● **Task to carry out**
For every line in the entries that contains "true", show the whole line.

App and web page records
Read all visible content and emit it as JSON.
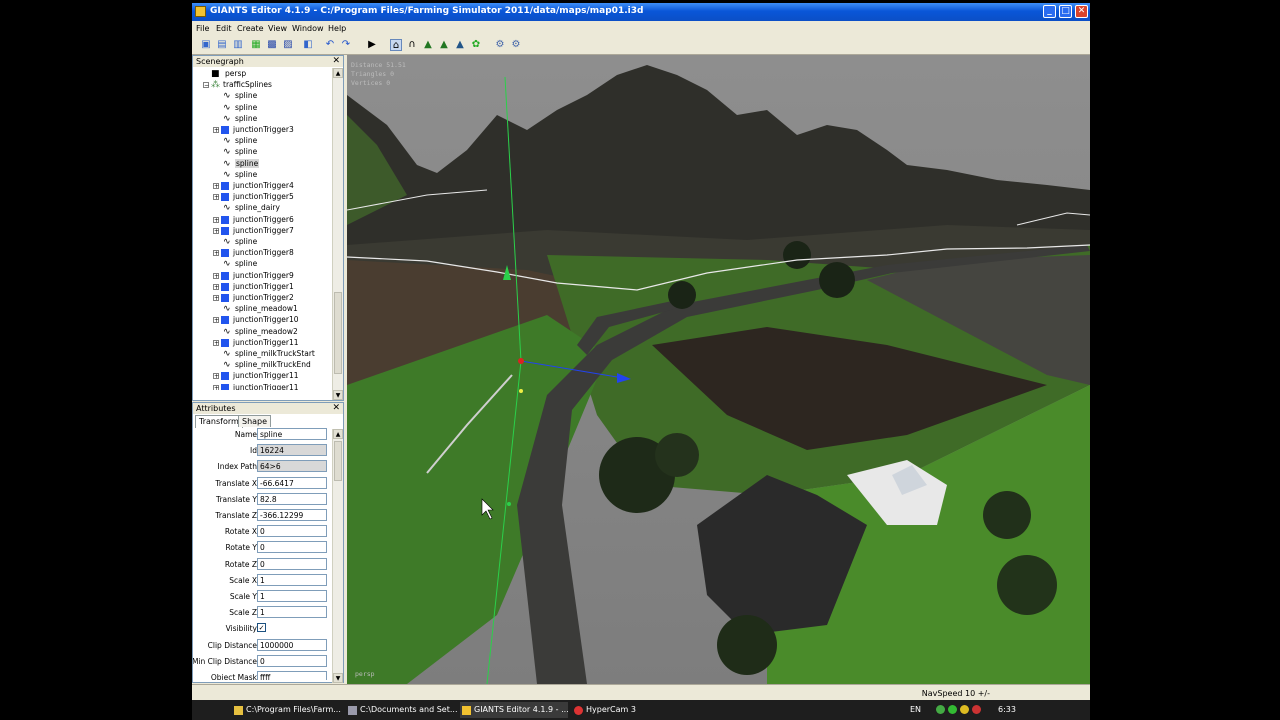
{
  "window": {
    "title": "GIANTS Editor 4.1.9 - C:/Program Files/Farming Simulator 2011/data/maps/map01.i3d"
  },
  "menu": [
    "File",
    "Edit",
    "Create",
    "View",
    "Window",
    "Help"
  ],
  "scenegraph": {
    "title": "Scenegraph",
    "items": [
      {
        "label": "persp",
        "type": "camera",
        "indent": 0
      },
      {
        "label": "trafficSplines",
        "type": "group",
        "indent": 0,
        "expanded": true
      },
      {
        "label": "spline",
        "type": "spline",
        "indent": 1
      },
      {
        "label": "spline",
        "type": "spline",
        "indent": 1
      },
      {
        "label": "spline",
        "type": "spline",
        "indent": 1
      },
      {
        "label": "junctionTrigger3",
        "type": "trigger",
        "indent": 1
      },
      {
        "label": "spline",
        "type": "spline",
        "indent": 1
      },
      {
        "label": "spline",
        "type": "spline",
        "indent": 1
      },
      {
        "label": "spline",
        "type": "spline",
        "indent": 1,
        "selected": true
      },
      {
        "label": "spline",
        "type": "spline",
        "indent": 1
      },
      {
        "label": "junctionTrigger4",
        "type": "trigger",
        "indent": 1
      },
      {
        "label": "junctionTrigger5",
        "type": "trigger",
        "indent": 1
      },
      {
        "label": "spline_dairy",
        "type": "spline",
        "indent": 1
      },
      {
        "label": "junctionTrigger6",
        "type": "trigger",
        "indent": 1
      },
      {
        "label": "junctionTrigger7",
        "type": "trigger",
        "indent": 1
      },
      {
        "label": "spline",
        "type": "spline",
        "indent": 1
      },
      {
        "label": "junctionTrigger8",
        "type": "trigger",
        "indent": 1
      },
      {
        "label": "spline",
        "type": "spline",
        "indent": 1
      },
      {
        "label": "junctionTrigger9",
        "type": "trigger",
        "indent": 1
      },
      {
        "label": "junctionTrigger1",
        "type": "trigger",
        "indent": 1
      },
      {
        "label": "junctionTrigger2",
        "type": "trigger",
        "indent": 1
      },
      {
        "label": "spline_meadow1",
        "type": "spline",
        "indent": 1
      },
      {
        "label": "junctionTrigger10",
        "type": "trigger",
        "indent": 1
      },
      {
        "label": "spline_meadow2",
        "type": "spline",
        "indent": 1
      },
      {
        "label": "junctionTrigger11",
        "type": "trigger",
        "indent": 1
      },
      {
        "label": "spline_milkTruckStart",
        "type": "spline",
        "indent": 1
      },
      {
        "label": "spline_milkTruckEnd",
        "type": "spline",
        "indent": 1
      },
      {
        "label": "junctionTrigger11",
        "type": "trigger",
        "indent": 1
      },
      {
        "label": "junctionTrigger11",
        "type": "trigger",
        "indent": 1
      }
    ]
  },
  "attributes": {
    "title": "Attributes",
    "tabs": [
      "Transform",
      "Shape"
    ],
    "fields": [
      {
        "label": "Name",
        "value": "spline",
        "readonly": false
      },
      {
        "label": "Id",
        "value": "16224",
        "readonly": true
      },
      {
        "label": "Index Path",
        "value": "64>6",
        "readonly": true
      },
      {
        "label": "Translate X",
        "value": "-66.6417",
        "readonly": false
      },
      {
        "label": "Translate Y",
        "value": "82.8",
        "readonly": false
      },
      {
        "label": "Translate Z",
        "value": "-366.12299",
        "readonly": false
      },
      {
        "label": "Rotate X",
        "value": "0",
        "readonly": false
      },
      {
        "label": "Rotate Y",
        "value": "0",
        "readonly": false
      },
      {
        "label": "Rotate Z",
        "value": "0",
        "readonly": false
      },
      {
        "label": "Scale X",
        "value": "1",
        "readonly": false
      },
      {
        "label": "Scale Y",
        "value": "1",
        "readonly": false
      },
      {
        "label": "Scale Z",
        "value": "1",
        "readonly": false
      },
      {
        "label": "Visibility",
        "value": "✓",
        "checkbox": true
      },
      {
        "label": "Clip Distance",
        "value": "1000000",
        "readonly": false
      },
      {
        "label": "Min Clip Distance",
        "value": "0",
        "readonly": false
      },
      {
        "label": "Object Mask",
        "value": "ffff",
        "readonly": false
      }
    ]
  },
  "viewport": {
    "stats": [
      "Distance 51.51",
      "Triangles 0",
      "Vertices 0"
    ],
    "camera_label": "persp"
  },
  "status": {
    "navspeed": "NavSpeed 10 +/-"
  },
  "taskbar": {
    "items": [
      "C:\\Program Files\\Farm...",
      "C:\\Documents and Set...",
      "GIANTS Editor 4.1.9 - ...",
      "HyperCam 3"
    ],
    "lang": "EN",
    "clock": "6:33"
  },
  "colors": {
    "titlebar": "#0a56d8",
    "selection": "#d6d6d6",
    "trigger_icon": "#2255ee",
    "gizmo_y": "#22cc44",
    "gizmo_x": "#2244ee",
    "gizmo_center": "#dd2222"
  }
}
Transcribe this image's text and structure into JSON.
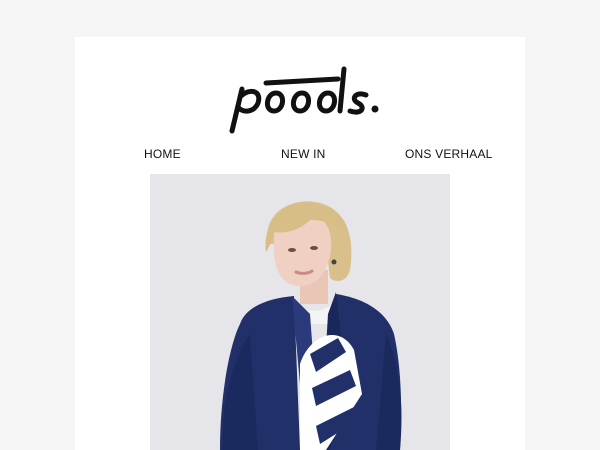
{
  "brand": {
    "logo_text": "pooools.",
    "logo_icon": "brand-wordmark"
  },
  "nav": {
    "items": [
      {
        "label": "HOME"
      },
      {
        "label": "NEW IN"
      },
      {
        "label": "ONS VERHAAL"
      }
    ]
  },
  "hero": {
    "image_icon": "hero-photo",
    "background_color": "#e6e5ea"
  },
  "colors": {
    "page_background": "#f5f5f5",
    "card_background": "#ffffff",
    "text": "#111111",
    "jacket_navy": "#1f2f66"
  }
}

● **Result below**
        "expanded": true
        "selected": true
        "readonly": true
        "readonly": true
        "checkbox": true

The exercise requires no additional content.